That was our aim in the end. The idea for the film came from Dorota; she has been interested in van Gogh since she was 15 years of age. She went to one of the most prestigious art schools in Poland and developed her extraordinary talents throughout her youth. She came up with making a film by bringing paintings to live. We researched a lot and while searching for more information about Vincent van Gogh, we came across statements from people that knew the artist; a few of them contradicted each other so we started to think “who is telling the truth, who is lying?”. We started our own little investigation to try to figure out what happened to van Gogh, did he kill himself or not?
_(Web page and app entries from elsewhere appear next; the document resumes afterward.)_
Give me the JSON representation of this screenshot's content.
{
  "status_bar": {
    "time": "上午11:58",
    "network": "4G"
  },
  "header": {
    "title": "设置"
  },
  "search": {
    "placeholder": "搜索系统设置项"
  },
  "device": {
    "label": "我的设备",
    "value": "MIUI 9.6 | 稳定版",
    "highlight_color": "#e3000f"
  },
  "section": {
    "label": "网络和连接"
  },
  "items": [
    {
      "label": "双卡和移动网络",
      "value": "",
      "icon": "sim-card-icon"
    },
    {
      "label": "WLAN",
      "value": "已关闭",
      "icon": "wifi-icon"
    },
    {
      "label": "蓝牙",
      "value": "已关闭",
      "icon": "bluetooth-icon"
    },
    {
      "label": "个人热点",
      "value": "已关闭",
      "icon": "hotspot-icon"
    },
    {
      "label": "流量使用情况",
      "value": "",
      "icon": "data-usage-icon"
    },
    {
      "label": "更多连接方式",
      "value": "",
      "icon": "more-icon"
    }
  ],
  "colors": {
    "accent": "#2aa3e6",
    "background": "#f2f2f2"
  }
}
We actually thought of making a documentary first, but after longer reflection we decided to make a film that would let the audience experience something different than a documentary. We have that cameo character of Armand in the film, who investigates van Gogh’s death. What is interesting is that there is not much information on that persona in any books, we only know that he worked as a blacksmith’s apprentice. This allowed us to have more freedom when it came to this character, more artistic freedom – everything came together and that’s how the film saw the light of day.
How did you combine the painting with acting?
It was exactly like a live action film, there was a film set with the actors performing their roles, everything else was done throughout the film and in post-production. The only difference was, that we shot the film very fast. We had only 2 weeks to film our main characters, which was done in the UK and other times we shot in Wroclaw in Poland. But, you know, we knew it would be hard to make this film, but it is all done now.
Black and white shots show events during the life of the painter leading up to his death and these scenes weren’t painted in the same style as van Gogh’s. Why did you decide to do this?
There were three reasons why we did that. We didn’t want any paintings in the film that weren’t van Gogh’s (we used 94 of his paintings). The second thing is that we wanted to make a clear distinction between the present where the audience sees people that van Gogh met and the past, where the viewer could witness the artist’s turbulent life. The third reason is that we thought that the audience wouldn’t probably cope with 95 minutes of painting swirling in Vincent’s bright colours. The black and white was done for people to be able to rest their eyes on something different, I think it worked very well.
Your cast is full of great actors, like Douglas Booth, Josh Burdett, Chris O’Dowd, Eleanor Tomlison, Saoirse Ronan and Robert Gulaczyk. What was the casting process like?
We were absolutely thrilled that we found all those amazing actors. With a limited time and budget we achieved a lot. When it comes to Robert – who portrays Vincent van Gogh in the film – we wanted a Polish actor to play it. We were looking around with our casting director for someone who looks like Vincent, along the way we met a local agent from Wroclaw who said: “I know someone who looks like him”. She phoned Robert up and told him to drive to Wroclaw and have an audition in English. It must have been stressful for him as he hasn’t spoken English since he left school, but there he was. He came to the audition, we put him in front of the blue screen and in a costume and the magic happened. After that he learned English again and he went on a voyage to learn more about Vincent van Gogh etc. He is such a wonderful guy, I’m glad we have him in this film as he brought something special into the project as well.
We wish Hugh and Dorota all the best with Loving Vincent. We would like to thank Altitude Film Distribution for arranging the interview.
Written and interviewed by Maggie Gogler
Transcription by Maggie Gogler
Edited by Roxy Simons
Feature photo © BFI London Film Festival
Loving Vincent photos © Loving Vincent
All other photos © Courtesy of the photographer